People will turn down free money if they think the deal is unfair.
The ultimatum game is a simple game which shows this.
The first player is given £100. They then choose to give a proportion of that money to the second player. The second player can then accept or reject the money. If they accept then both players get the split of the money that was offered, if they reject the offer then both players get nothing.
For example: Dave is given £100, he offers Bob £20. If Bob accepts he will get the £20 and Dave will keep £80. If Bob rejects the offer then both of them get nothing.
If you believe that everyone is perfectly rational, which is the traditional assumption in economics, then Bob will accept any offer at all, even £1, because this will make him better off than rejecting it. He won’t be bothered that Dave is keeping £99 and only making him a tiny offer.
This doesn’t happen in reality. People have an inherent sense of fairness and if they think that an offer is not fair then they will reject it, even though they are turning down free money.
Interestingly, different results are observed in different countries.
In countries where there is a high level of respect for authority the offers made will tend to be lower. Players assume that the other player will respect their authority as that is the norm in their country. An experiment in Peru, where there is a high level of respect for authority, showed average offers of just 26% of the money. The average is US experiments is about 40%.
Acceptance of an offer also varies by country. In the Peruvian experiment it took an offer as low as 5% for it to be rejected. In France offers less than 30% of the money tended to be rejected.
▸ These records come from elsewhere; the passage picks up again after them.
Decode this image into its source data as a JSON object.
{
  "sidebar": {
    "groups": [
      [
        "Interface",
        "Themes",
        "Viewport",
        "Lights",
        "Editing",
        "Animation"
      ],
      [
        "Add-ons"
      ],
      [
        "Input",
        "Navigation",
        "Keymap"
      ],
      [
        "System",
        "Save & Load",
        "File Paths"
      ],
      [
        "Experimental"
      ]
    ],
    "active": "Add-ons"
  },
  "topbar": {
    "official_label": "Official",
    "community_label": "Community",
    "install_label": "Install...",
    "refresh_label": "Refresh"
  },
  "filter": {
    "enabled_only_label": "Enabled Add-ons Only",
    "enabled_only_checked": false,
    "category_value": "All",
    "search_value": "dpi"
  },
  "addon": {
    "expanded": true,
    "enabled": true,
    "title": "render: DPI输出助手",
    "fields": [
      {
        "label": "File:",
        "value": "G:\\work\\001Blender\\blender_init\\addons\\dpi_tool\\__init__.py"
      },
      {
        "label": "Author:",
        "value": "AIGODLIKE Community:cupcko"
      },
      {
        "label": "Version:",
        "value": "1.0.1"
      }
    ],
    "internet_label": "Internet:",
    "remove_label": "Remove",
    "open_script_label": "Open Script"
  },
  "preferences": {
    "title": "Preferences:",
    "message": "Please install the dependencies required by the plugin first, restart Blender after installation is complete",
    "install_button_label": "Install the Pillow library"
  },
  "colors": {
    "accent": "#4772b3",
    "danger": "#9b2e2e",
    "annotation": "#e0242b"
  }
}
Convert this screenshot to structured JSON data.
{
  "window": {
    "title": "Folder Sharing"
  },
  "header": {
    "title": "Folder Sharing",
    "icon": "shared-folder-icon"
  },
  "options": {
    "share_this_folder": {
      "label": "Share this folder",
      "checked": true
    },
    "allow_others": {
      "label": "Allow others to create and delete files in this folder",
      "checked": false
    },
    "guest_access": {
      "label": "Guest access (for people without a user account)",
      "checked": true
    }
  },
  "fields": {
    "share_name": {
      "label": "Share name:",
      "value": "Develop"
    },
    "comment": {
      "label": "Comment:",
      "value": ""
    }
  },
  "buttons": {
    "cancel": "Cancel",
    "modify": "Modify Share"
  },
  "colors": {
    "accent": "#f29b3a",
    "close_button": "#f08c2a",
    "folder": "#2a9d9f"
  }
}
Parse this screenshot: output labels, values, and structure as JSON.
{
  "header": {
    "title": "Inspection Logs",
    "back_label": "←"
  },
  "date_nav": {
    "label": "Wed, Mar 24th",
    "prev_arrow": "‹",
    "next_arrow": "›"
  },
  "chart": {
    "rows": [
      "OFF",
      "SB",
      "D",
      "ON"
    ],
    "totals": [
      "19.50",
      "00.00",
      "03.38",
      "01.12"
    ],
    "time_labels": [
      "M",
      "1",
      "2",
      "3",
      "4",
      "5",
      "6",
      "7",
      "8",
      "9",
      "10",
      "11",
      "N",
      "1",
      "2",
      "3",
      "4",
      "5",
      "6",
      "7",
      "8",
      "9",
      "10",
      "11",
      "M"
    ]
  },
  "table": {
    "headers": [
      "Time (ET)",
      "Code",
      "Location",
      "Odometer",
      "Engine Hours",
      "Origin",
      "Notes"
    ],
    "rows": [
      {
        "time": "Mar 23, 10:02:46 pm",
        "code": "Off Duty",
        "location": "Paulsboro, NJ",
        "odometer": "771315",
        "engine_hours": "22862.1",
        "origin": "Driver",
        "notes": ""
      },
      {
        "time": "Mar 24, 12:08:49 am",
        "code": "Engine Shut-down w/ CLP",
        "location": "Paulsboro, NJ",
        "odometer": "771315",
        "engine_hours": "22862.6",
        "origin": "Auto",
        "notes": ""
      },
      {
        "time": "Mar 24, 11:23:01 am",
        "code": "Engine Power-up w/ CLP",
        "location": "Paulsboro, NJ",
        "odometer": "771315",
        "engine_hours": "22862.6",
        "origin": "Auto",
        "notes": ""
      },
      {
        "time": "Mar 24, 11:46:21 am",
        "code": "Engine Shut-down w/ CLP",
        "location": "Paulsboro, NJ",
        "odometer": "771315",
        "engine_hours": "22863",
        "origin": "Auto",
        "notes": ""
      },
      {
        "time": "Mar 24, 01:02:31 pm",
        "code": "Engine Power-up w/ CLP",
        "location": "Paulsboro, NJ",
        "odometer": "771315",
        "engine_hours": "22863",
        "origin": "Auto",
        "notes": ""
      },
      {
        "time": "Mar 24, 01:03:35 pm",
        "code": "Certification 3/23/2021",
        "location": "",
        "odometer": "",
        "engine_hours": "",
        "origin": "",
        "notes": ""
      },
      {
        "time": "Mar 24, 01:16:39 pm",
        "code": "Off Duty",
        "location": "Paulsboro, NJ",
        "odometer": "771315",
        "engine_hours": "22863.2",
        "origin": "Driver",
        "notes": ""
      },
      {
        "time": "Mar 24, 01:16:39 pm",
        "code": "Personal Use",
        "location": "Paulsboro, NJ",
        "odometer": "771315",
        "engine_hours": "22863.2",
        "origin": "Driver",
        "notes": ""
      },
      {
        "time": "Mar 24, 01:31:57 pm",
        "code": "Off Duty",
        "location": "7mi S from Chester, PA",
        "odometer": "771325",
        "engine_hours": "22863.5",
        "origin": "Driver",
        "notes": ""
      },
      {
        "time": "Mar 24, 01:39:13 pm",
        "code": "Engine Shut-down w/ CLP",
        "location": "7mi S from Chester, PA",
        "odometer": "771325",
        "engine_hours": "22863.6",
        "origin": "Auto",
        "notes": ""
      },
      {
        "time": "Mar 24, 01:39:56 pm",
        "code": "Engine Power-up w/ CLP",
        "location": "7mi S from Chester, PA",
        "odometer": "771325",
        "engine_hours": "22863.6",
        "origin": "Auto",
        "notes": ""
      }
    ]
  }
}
Think about this in terms of how to manage an organization. People expect that the rewards of a venture will be split on a reasonably equitable basis and if they feel that they aren’t then they will be dissatisfied.
Today’s takeaway: Fairness matters